While several requests to the Republican National Committee to identify or interview Asian American Republican delegates from Washington state went unanswered, a couple of Asian Americans took to the stage at the RNC.
Kimberly Yee of the Arizona Senate, the first Asian American elected to the Arizona State Legislature said, “It is time for us to get back to our conservative Republican values that make our nation great.”
And on July 21, Dr. Lisa Shin, head of Korean Americans for Trump, called Clinton a “direct threat to the American dream” in her speech. “There is only one candidate who will protect, stand with, and fight for we, the American people,” Shin said to rousing applause and cheers. “There is only one clear choice for America: that choice is Donald J. Trump.”
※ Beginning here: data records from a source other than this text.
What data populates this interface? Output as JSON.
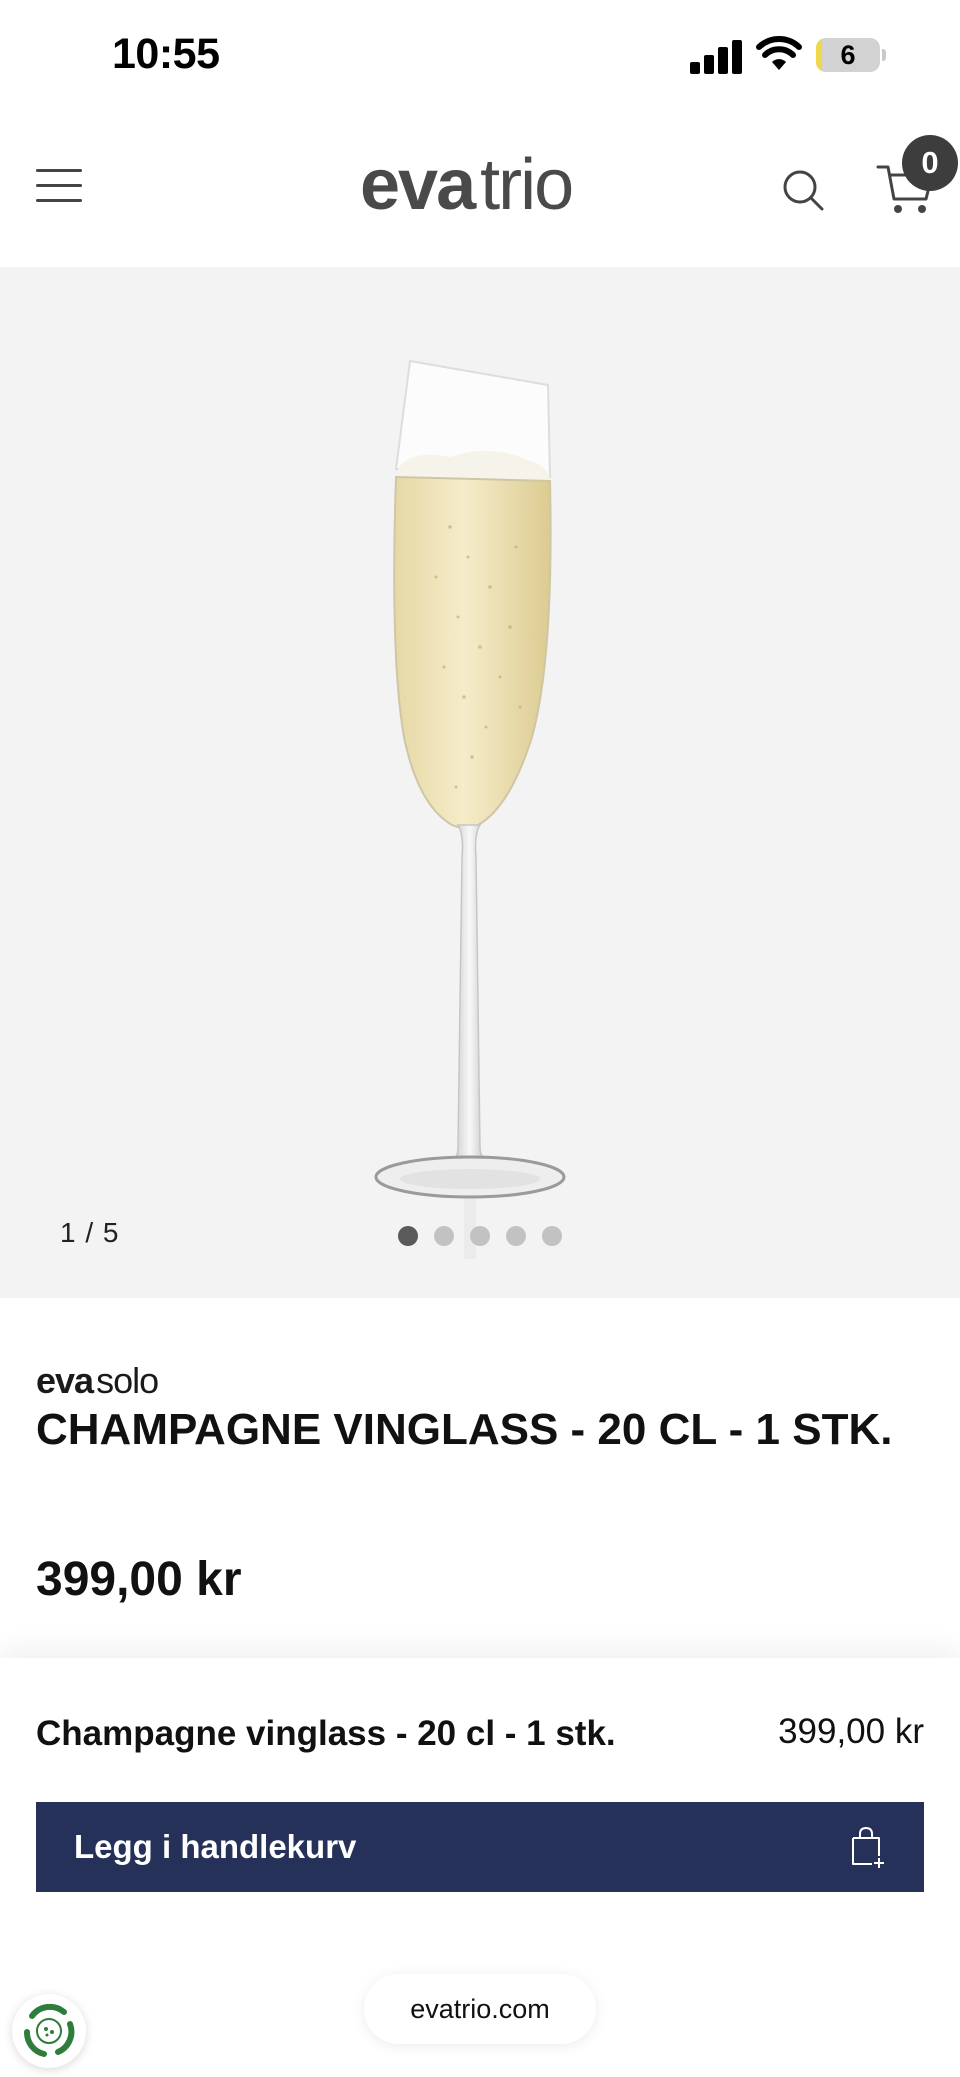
{
  "status_bar": {
    "time": "10:55",
    "battery_level": "6",
    "icons": [
      "cellular-signal-icon",
      "wifi-icon",
      "battery-icon"
    ]
  },
  "header": {
    "logo_bold": "eva",
    "logo_light": "trio",
    "cart_count": "0",
    "icons": [
      "menu-icon",
      "search-icon",
      "cart-icon"
    ]
  },
  "gallery": {
    "counter": "1 / 5",
    "total_images": 5,
    "active_index": 0,
    "background": "#f3f3f3"
  },
  "product": {
    "brand_bold": "eva",
    "brand_light": "solo",
    "title": "CHAMPAGNE VINGLASS - 20 CL - 1 STK.",
    "price": "399,00 kr"
  },
  "sticky_bar": {
    "product_name": "Champagne vinglass - 20 cl - 1 stk.",
    "price": "399,00 kr",
    "add_to_cart_label": "Legg i handlekurv",
    "button_color": "#263159",
    "icons": [
      "shopping-bag-add-icon",
      "eco-badge-icon"
    ]
  },
  "browser": {
    "url": "evatrio.com"
  }
}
The RNC was marked by a string of incidents including a speech by Trump’s wife, Melania, who was accused of plagiarizing a 2008 speech given by First Lady Michelle Obama within an hour of leaving the stage.
Washington state Republican delegate Apollo Fuhriman believed that Republicans should stand by Trump as the Republican nominee regardless of their previous preference.
“I like talking about how when you’re driving a car, you have a rearview mirror, but when you spend your time staring in the rearview mirror and everything’s about the past, you get into an accident,” Fuhriman said in an interview with Mak. “You look at it, glance at it, but you move forward.”
Tim can be reached at firstname.lastname@example.org.